If he can turn this into a scrappy striking duel, Schnell has the size and reach to give Bontorin headaches for three rounds. It’s possible Schnell finishes this one late, but I’m leaning more towards him earning a decision win.
Katlyn Chookagian doesn’t have to change her style for anyone and it’s led to a lot of success for her, but I would like to see her find an extra gear if she’s ever going to come close to another title shot.
Don’t get me wrong, her smart and efficient distance striking is what has made her one of the toughest outs at 125 pounds, but as she learned in the Jessica Andrade fight, if you don’t show a little more killer instinct you can get seriously hurt in there. Even though Araujo doesn’t have nearly the amount of power in hear hands as Andrade, she’s capable of doing plenty of damage once she closes the distance. If Chookagian can keep her outside the whole fight, she’ll cruise to an easy win. If Araujo can continually cut off the angles and Chookagian’s defensive options, then the fight is hers.
I consider Araujo to be a better fighter than Cynthia Calvillo and Antonina Shevchenko, Chookagian’s most recent wins, so I think she’ll eventually dictate the pace after a feeling-out process in round one. For the last 10 minutes, watch Araujo put the pressure on Chookagian and take a win on the scorecards.
The usual disclaimer: I don’t pick against Edson Barboza in any fight he’s in that is expected to take place primarily on the feet.
You can bet that Shane Burgos is chomping at the bit not just to prove that he deserves his spot in the top-10, but that he’s also more than a match for Barboza in the striking department. “Hurricane” has definitely shown he can brawl with the best of them.
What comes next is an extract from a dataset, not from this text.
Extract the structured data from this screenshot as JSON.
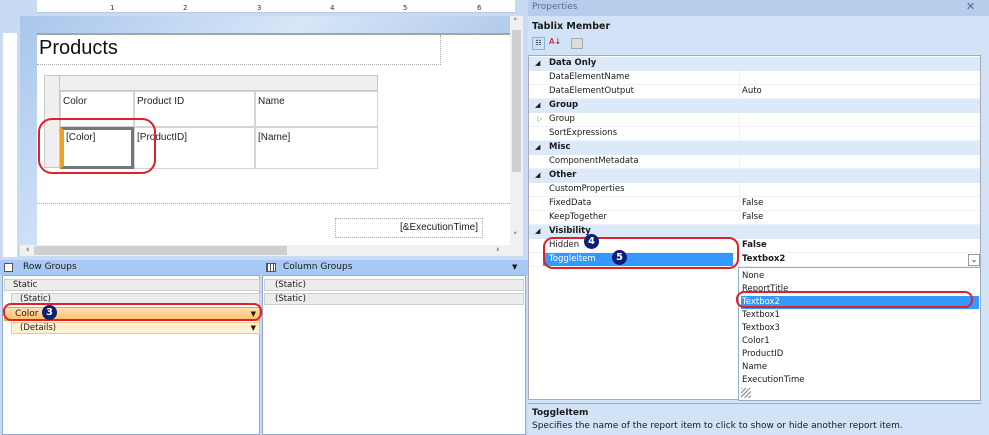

Is he on Barboza’s level? That’s another question entirely.
Makwan Amirkhani, learned the hard way just how many levels there are to this as he was punished by Barboza’s legendary kickboxing. If I’m Burgos’ coaches, I’d be telling him to mix it up as opposed to playing with fire by staying at striking range. Barboza has excellent takedown defense, but the threat of wrestling could throw him off just enough for Burgos to gain an edge.
In the end, I just don’t see Burgos being able to threaten enough with his punches or his takedowns to get Barboza off of his game. And that means three rounds of hell for Burgos. At least he’ll join some illustrious company on the list of fighters who have been—to steal a phrase—baptized by Barboza.
Andrea Lee def. Antonina Shevchenko